RECORDS TO PROCESS section start

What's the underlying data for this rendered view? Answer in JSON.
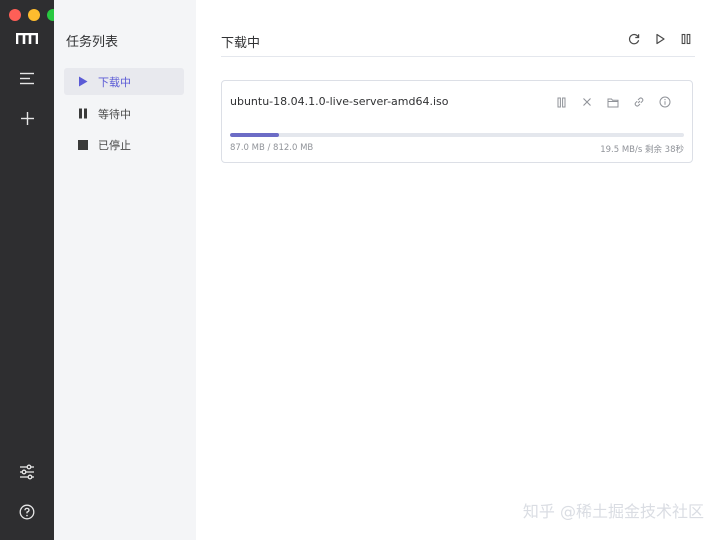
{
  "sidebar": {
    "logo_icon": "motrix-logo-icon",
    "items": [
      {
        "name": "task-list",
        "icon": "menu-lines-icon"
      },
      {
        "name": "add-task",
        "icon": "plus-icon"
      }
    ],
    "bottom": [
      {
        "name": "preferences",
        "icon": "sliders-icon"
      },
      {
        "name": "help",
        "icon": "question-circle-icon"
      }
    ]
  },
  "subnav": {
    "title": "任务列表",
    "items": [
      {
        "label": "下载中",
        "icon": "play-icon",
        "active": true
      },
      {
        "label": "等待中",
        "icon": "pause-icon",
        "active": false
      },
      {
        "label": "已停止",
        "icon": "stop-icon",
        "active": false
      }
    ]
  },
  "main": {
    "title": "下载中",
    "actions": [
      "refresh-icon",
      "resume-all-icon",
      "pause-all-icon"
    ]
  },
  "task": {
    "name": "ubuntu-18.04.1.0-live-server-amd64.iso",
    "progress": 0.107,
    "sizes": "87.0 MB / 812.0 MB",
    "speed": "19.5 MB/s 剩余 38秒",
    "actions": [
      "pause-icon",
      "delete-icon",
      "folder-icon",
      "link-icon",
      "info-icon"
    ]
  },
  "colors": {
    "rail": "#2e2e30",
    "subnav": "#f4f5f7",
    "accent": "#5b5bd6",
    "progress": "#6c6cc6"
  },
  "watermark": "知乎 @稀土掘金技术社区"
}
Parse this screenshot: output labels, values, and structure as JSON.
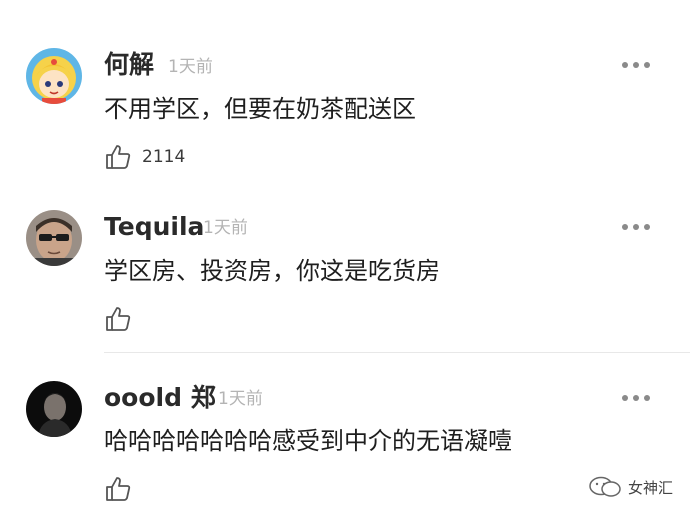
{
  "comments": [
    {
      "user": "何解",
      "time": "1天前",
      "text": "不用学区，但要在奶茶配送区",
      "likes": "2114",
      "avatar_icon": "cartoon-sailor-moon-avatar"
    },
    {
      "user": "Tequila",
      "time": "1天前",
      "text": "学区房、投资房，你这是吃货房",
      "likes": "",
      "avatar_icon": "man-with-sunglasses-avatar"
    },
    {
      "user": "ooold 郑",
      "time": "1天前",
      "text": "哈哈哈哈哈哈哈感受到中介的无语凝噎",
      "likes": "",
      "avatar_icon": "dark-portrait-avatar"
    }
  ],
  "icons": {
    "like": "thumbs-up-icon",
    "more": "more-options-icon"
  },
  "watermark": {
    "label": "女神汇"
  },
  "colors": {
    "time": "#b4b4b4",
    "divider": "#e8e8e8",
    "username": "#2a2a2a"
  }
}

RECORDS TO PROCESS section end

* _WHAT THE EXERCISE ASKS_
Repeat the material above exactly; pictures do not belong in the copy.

* _THE ANSWER_
What's the underlying data for this rendered view? Answer in JSON.
{
  "sidebar": {
    "logo_icon": "motrix-logo-icon",
    "items": [
      {
        "name": "task-list",
        "icon": "menu-lines-icon"
      },
      {
        "name": "add-task",
        "icon": "plus-icon"
      }
    ],
    "bottom": [
      {
        "name": "preferences",
        "icon": "sliders-icon"
      },
      {
        "name": "help",
        "icon": "question-circle-icon"
      }
    ]
  },
  "subnav": {
    "title": "任务列表",
    "items": [
      {
        "label": "下载中",
        "icon": "play-icon",
        "active": true
      },
      {
        "label": "等待中",
        "icon": "pause-icon",
        "active": false
      },
      {
        "label": "已停止",
        "icon": "stop-icon",
        "active": false
      }
    ]
  },
  "main": {
    "title": "下载中",
    "actions": [
      "refresh-icon",
      "resume-all-icon",
      "pause-all-icon"
    ]
  },
  "task": {
    "name": "ubuntu-18.04.1.0-live-server-amd64.iso",
    "progress": 0.107,
    "sizes": "87.0 MB / 812.0 MB",
    "speed": "19.5 MB/s 剩余 38秒",
    "actions": [
      "pause-icon",
      "delete-icon",
      "folder-icon",
      "link-icon",
      "info-icon"
    ]
  },
  "colors": {
    "rail": "#2e2e30",
    "subnav": "#f4f5f7",
    "accent": "#5b5bd6",
    "progress": "#6c6cc6"
  },
  "watermark": "知乎 @稀土掘金技术社区"
}
Parse this screenshot: output labels, values, and structure as JSON.
{
  "comments": [
    {
      "user": "何解",
      "time": "1天前",
      "text": "不用学区，但要在奶茶配送区",
      "likes": "2114",
      "avatar_icon": "cartoon-sailor-moon-avatar"
    },
    {
      "user": "Tequila",
      "time": "1天前",
      "text": "学区房、投资房，你这是吃货房",
      "likes": "",
      "avatar_icon": "man-with-sunglasses-avatar"
    },
    {
      "user": "ooold 郑",
      "time": "1天前",
      "text": "哈哈哈哈哈哈哈感受到中介的无语凝噎",
      "likes": "",
      "avatar_icon": "dark-portrait-avatar"
    }
  ],
  "icons": {
    "like": "thumbs-up-icon",
    "more": "more-options-icon"
  },
  "watermark": {
    "label": "女神汇"
  },
  "colors": {
    "time": "#b4b4b4",
    "divider": "#e8e8e8",
    "username": "#2a2a2a"
  }
}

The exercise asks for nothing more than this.